With rising feed and fertilizer costs and a fluctuating commodities market, 2012-2013 is shaping up to be a hard year for dairy farmers. Droughts in the Midwest have drastically increased feed prices, and forced some farmers to switch feeds, from corn to wheat. Fertilizer prices continue their upward price trend, making it difficult for dairies growing their own feed to be profitable. Yet two dairy farms in Idaho have found a way to reduce costs and become independent from buying fertilizers, by producing their own on the farm. And they're doing it through composting.
From “hauling” waste, to spreading fertilizer
Brent Webb, a co-owner of Webb Basin Dairy, jokes that the main reason he and his family are dairy farmers is because cows and a dairy “gives them a market for their (field) crops.” Webb, who farms 4,000 acres in Idaho, raises barley, corn, alfalfa, and sugar beets, in addition to operating a 1,200 cow dairy in partnership with his three brothers. Webb described how he likes the cyclic nature of a dairy farm: The crops feed the cows who produce milk, as well as manure, which is spread on the fields to help nourish the next generation of crops, which in-turn feeds the cows once again in a “endless cycle.”

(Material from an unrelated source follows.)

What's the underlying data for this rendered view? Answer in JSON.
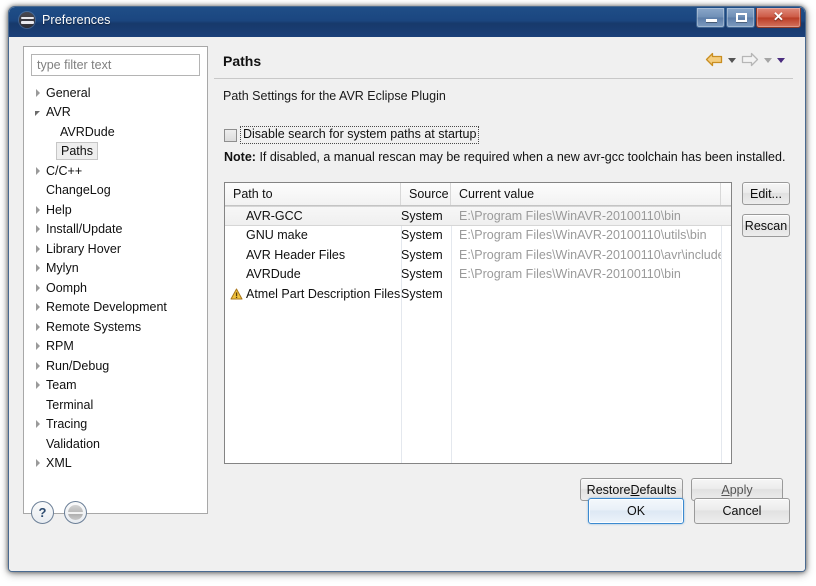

With 1,200 cows manure has always been on hand in large quantities, and the Webbs have always hauled it onto their fields to supplement their fertilizer needs. Over time Brent observed his manure applications having negative effects on the health of his crops. When he saw infrared images of his fields showing nutrition problems and soil compaction, he started seriously re-considering his raw manure applications.
Brent wondered if the process of composting, using microorganisms to break down his manure into a more plant-friendly form, could be the solution to the problem he faced, as well as a way to reduce his fertilizer costs.
This interest in creating high-quality compost led Webb to attend a Midwest Bio Systems' composting workshop in 2011 led by company founder and CEO Edwin Blosser. This workshop opened his eyes to the possibilities of using on-farm compost to replace his commercial fertilizer needs. In one example, Webb recalled, by applying one-half ton of humus compost annually, over an eight year period an Illinois farmer was able to completely eliminate his Phosphors and Potassium fertilizer applications.
Finding the right compost turner
Webb was impressed with this high-tech approach to composting and shortly after the workshop he bought an ACS pull-type compost turner and began using it right away to compost his manure and soiled dairy bedding. “We had the product, we had the ground, the fertilizer cost is going up every year. Why not make your own fertilizer and divert some of this fertilizer cost and then put it on every acre of ground?” he wondered.
A few days after his compost turner arrived, Brent invited his cousin Mark Webb, a neighboring dairy farmer, to see his new compost turner in action. “He (Mark) had been composting for just a couple of years and he was talking to me about how slow it (his compost turner) was. He could never cover all his compost material in a season because it (the old machine) was so slow,” Brent said. And Mark was certainly impressed with Brent's turner. “I saw what it could do and said, 'I need one of those,'” he laughed.
Within a year composting has changed the Webb’s operations in several significant ways:
- Their ACS pull-type compost turner is giving them a more efficient way to deal with large quantities of manure, quickly.
- They're learning how to turn their manure into a high quality compost to reduce, and perhaps eliminate, some of their fertilizers needs.
- High-quality compost is improving the conditions of their fields, in particular, by enhancing uniform germination.
- And composting has allowed them to recycle their spent dairy bedding multiple times to realize significant savings.
In the next few posts we'll explore each of these points in detail to learn how the centuries-old practice of composting, combined with modern knowledge and cutting-edge technology, is helping dairy farms address some of the big challenges they face today.
Are you making the most of the waste from your dairy farm? Do you have questions about how compost can be applied to your operation? If so, ask below.